|US8887826||Sep 27, 2012||Nov 18, 2014||Caterpillar Inc.||Shank protector for a ripper shank assembly|
|US8967287 *||Sep 27, 2012||Mar 3, 2015||Caterpillar Inc.||Ripper tip for a ripper shank assembly|
|US9003681 *||Sep 18, 2006||Apr 14, 2015||Deere & Company||Bucket teeth having a metallurgically bonded coating and methods of making bucket teeth|
|US9009996 *||Jan 29, 2013||Apr 21, 2015||Komatsu Ltd.||Excavating tooth and body for excavating tooth|
|US9297149||Mar 2, 2015||Mar 29, 2016||Caterpillar Inc.||Ripper tip for a ripper shank assembly|
|US9561562||Apr 5, 2012||Feb 7, 2017||Esco Corporation||Hardfaced wearpart using brazing and associated method and assembly for manufacturing|
|US20030110668 *||Sep 16, 2002||Jun 19, 2003||Metalogenia, S.A.||Device for the coupling of excavator teeth|
|US20040060208 *||Jun 30, 2003||Apr 1, 2004||Pennsylvania Crusher Corporation||Excavator teeth, apparatus and methods|
|US20040244235 *||Apr 13, 2004||Dec 9, 2004||Matalogenia, S.A.||Assemblies of teeth of earth moving machines|
|US20080066351 *||Sep 18, 2006||Mar 20, 2008||Deere & Company||Bucket teeth having a metallurgically bonded coating and methods of making bucket teeth|
|US20090101370 *||Oct 18, 2007||Apr 23, 2009||Caterpillar Inc.||Soil transport surface with anti-adhesion biomimetic features and machine using same|
|US20100115803 *||Nov 12, 2008||May 13, 2010||Launder Brian L||Ground engaging digging tooth|
|US20100251580 *||Oct 31, 2008||Oct 7, 2010||Combi Wear Parts Ab||Self-sharpening, auto-signalling wearing part|
|US20140215867 *||Jan 29, 2013||Aug 7, 2014||Komatsu Ltd.||Excavating tooth and body for excavating tooth|
|USRE40336||Mar 17, 2003||May 27, 2008||Metalogenia Patentes, S.L.||Coupling for the teeth of excavators and the like|
|CN104878796A *||May 6, 2015||Sep 2, 2015||柳州金茂机械有限公司||Excavator bucket|
|U.S. Classification||37/460, 37/454|
|Cooperative Classification||E02F9/285, E02F9/2858|
|European Classification||E02F9/28A4, E02F9/28A6|
|Apr 26, 1994||AS||Assignment|

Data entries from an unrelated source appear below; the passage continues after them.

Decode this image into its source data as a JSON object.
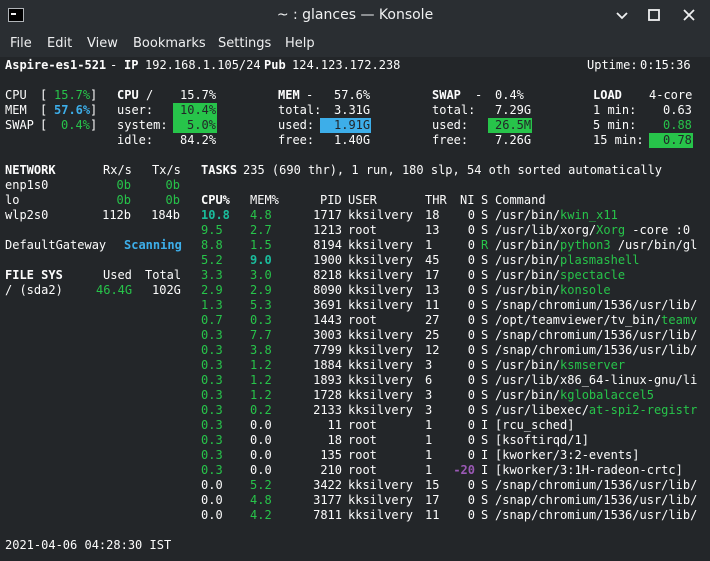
{
  "window": {
    "title": "~ : glances — Konsole"
  },
  "menu": [
    "File",
    "Edit",
    "View",
    "Bookmarks",
    "Settings",
    "Help"
  ],
  "header": {
    "host": "Aspire-es1-521",
    "ip_label": "IP",
    "ip": "192.168.1.105/24",
    "pub_label": "Pub",
    "pub": "124.123.172.238",
    "uptime_label": "Uptime:",
    "uptime": "0:15:36"
  },
  "quicklook": {
    "cpu_label": "CPU",
    "cpu_val": "15.7%",
    "mem_label": "MEM",
    "mem_val": "57.6%",
    "swap_label": "SWAP",
    "swap_val": "0.4%"
  },
  "cpu": {
    "label": "CPU",
    "sep": "/",
    "total": "15.7%",
    "rows": [
      {
        "label": "user:",
        "value": "10.4%"
      },
      {
        "label": "system:",
        "value": "5.0%"
      },
      {
        "label": "idle:",
        "value": "84.2%"
      }
    ]
  },
  "mem": {
    "label": "MEM",
    "sep": "-",
    "total": "57.6%",
    "rows": [
      {
        "label": "total:",
        "value": "3.31G"
      },
      {
        "label": "used:",
        "value": "1.91G"
      },
      {
        "label": "free:",
        "value": "1.40G"
      }
    ]
  },
  "swap": {
    "label": "SWAP",
    "sep": "-",
    "total": "0.4%",
    "rows": [
      {
        "label": "total:",
        "value": "7.29G"
      },
      {
        "label": "used:",
        "value": "26.5M"
      },
      {
        "label": "free:",
        "value": "7.26G"
      }
    ]
  },
  "load": {
    "label": "LOAD",
    "cores": "4-core",
    "rows": [
      {
        "label": "1 min:",
        "value": "0.63"
      },
      {
        "label": "5 min:",
        "value": "0.88"
      },
      {
        "label": "15 min:",
        "value": "0.78"
      }
    ]
  },
  "network": {
    "label": "NETWORK",
    "rx_label": "Rx/s",
    "tx_label": "Tx/s",
    "rows": [
      {
        "iface": "enp1s0",
        "rx": "0b",
        "tx": "0b"
      },
      {
        "iface": "lo",
        "rx": "0b",
        "tx": "0b"
      },
      {
        "iface": "wlp2s0",
        "rx": "112b",
        "tx": "184b"
      }
    ]
  },
  "gateway": {
    "label": "DefaultGateway",
    "status": "Scanning"
  },
  "filesys": {
    "label": "FILE SYS",
    "used_label": "Used",
    "total_label": "Total",
    "rows": [
      {
        "mount": "/ (sda2)",
        "used": "46.4G",
        "total": "102G"
      }
    ]
  },
  "tasks": {
    "label": "TASKS",
    "summary": "235 (690 thr), 1 run, 180 slp, 54 oth sorted automatically"
  },
  "proc_headers": {
    "cpu": "CPU%",
    "mem": "MEM%",
    "pid": "PID",
    "user": "USER",
    "thr": "THR",
    "ni": "NI",
    "s": "S",
    "command": "Command"
  },
  "processes": [
    {
      "cpu": "10.8",
      "mem": "4.8",
      "pid": "1717",
      "user": "kksilvery",
      "thr": "18",
      "ni": "0",
      "s": "S",
      "cmd_pre": "/usr/bin/",
      "cmd_hl": "kwin_x11",
      "cmd_post": ""
    },
    {
      "cpu": "9.5",
      "mem": "2.7",
      "pid": "1213",
      "user": "root",
      "thr": "13",
      "ni": "0",
      "s": "S",
      "cmd_pre": "/usr/lib/xorg/",
      "cmd_hl": "Xorg",
      "cmd_post": " -core :0"
    },
    {
      "cpu": "8.8",
      "mem": "1.5",
      "pid": "8194",
      "user": "kksilvery",
      "thr": "1",
      "ni": "0",
      "s": "R",
      "cmd_pre": "/usr/bin/",
      "cmd_hl": "python3",
      "cmd_post": " /usr/bin/gl"
    },
    {
      "cpu": "5.2",
      "mem": "9.0",
      "pid": "1900",
      "user": "kksilvery",
      "thr": "45",
      "ni": "0",
      "s": "S",
      "cmd_pre": "/usr/bin/",
      "cmd_hl": "plasmashell",
      "cmd_post": ""
    },
    {
      "cpu": "3.3",
      "mem": "3.0",
      "pid": "8218",
      "user": "kksilvery",
      "thr": "17",
      "ni": "0",
      "s": "S",
      "cmd_pre": "/usr/bin/",
      "cmd_hl": "spectacle",
      "cmd_post": ""
    },
    {
      "cpu": "2.9",
      "mem": "2.9",
      "pid": "8090",
      "user": "kksilvery",
      "thr": "13",
      "ni": "0",
      "s": "S",
      "cmd_pre": "/usr/bin/",
      "cmd_hl": "konsole",
      "cmd_post": ""
    },
    {
      "cpu": "1.3",
      "mem": "5.3",
      "pid": "3691",
      "user": "kksilvery",
      "thr": "11",
      "ni": "0",
      "s": "S",
      "cmd_pre": "/snap/chromium/1536/usr/lib/",
      "cmd_hl": "",
      "cmd_post": ""
    },
    {
      "cpu": "0.7",
      "mem": "0.3",
      "pid": "1443",
      "user": "root",
      "thr": "27",
      "ni": "0",
      "s": "S",
      "cmd_pre": "/opt/teamviewer/tv_bin/",
      "cmd_hl": "teamv",
      "cmd_post": ""
    },
    {
      "cpu": "0.3",
      "mem": "7.7",
      "pid": "3003",
      "user": "kksilvery",
      "thr": "25",
      "ni": "0",
      "s": "S",
      "cmd_pre": "/snap/chromium/1536/usr/lib/",
      "cmd_hl": "",
      "cmd_post": ""
    },
    {
      "cpu": "0.3",
      "mem": "3.8",
      "pid": "7799",
      "user": "kksilvery",
      "thr": "12",
      "ni": "0",
      "s": "S",
      "cmd_pre": "/snap/chromium/1536/usr/lib/",
      "cmd_hl": "",
      "cmd_post": ""
    },
    {
      "cpu": "0.3",
      "mem": "1.2",
      "pid": "1884",
      "user": "kksilvery",
      "thr": "3",
      "ni": "0",
      "s": "S",
      "cmd_pre": "/usr/bin/",
      "cmd_hl": "ksmserver",
      "cmd_post": ""
    },
    {
      "cpu": "0.3",
      "mem": "1.2",
      "pid": "1893",
      "user": "kksilvery",
      "thr": "6",
      "ni": "0",
      "s": "S",
      "cmd_pre": "/usr/lib/x86_64-linux-gnu/li",
      "cmd_hl": "",
      "cmd_post": ""
    },
    {
      "cpu": "0.3",
      "mem": "1.2",
      "pid": "1728",
      "user": "kksilvery",
      "thr": "3",
      "ni": "0",
      "s": "S",
      "cmd_pre": "/usr/bin/",
      "cmd_hl": "kglobalaccel5",
      "cmd_post": ""
    },
    {
      "cpu": "0.3",
      "mem": "0.2",
      "pid": "2133",
      "user": "kksilvery",
      "thr": "3",
      "ni": "0",
      "s": "S",
      "cmd_pre": "/usr/libexec/",
      "cmd_hl": "at-spi2-registr",
      "cmd_post": ""
    },
    {
      "cpu": "0.3",
      "mem": "0.0",
      "pid": "11",
      "user": "root",
      "thr": "1",
      "ni": "0",
      "s": "I",
      "cmd_pre": "[rcu_sched]",
      "cmd_hl": "",
      "cmd_post": ""
    },
    {
      "cpu": "0.3",
      "mem": "0.0",
      "pid": "18",
      "user": "root",
      "thr": "1",
      "ni": "0",
      "s": "S",
      "cmd_pre": "[ksoftirqd/1]",
      "cmd_hl": "",
      "cmd_post": ""
    },
    {
      "cpu": "0.3",
      "mem": "0.0",
      "pid": "135",
      "user": "root",
      "thr": "1",
      "ni": "0",
      "s": "I",
      "cmd_pre": "[kworker/3:2-events]",
      "cmd_hl": "",
      "cmd_post": ""
    },
    {
      "cpu": "0.3",
      "mem": "0.0",
      "pid": "210",
      "user": "root",
      "thr": "1",
      "ni": "-20",
      "s": "I",
      "cmd_pre": "[kworker/3:1H-radeon-crtc]",
      "cmd_hl": "",
      "cmd_post": ""
    },
    {
      "cpu": "0.0",
      "mem": "5.2",
      "pid": "3422",
      "user": "kksilvery",
      "thr": "15",
      "ni": "0",
      "s": "S",
      "cmd_pre": "/snap/chromium/1536/usr/lib/",
      "cmd_hl": "",
      "cmd_post": ""
    },
    {
      "cpu": "0.0",
      "mem": "4.8",
      "pid": "3177",
      "user": "kksilvery",
      "thr": "17",
      "ni": "0",
      "s": "S",
      "cmd_pre": "/snap/chromium/1536/usr/lib/",
      "cmd_hl": "",
      "cmd_post": ""
    },
    {
      "cpu": "0.0",
      "mem": "4.2",
      "pid": "7811",
      "user": "kksilvery",
      "thr": "11",
      "ni": "0",
      "s": "S",
      "cmd_pre": "/snap/chromium/1536/usr/lib/",
      "cmd_hl": "",
      "cmd_post": ""
    }
  ],
  "footer": {
    "datetime": "2021-04-06 04:28:30 IST"
  },
  "colors": {
    "background": "#232629",
    "titlebar": "#2a2e32",
    "ok_green": "#27c44a",
    "careful_blue": "#3daee9",
    "nice_purple": "#9b59b6",
    "teal": "#1abc9c"
  },
  "icons": [
    "terminal-icon",
    "chevron-down-icon",
    "minimize-icon",
    "maximize-icon",
    "close-icon"
  ]
}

Owner name: CATERPILLAR INC., ILLINOIS
Free format text: ASSIGNMENT OF ASSIGNORS INTEREST;ASSIGNORS:CORNELIUS, GREGORY S.;CRESSY, DAVE P.;PUCKETT, JOSEPH W.;REEL/FRAME:006976/0787
Effective date: 19940420
|Sep 2, 1999||FPAY||Fee payment|
Year of fee payment: 4
|Sep 26, 2003||FPAY||Fee payment|
Year of fee payment: 8
|Sep 14, 2007||FPAY||Fee payment|
Year of fee payment: 12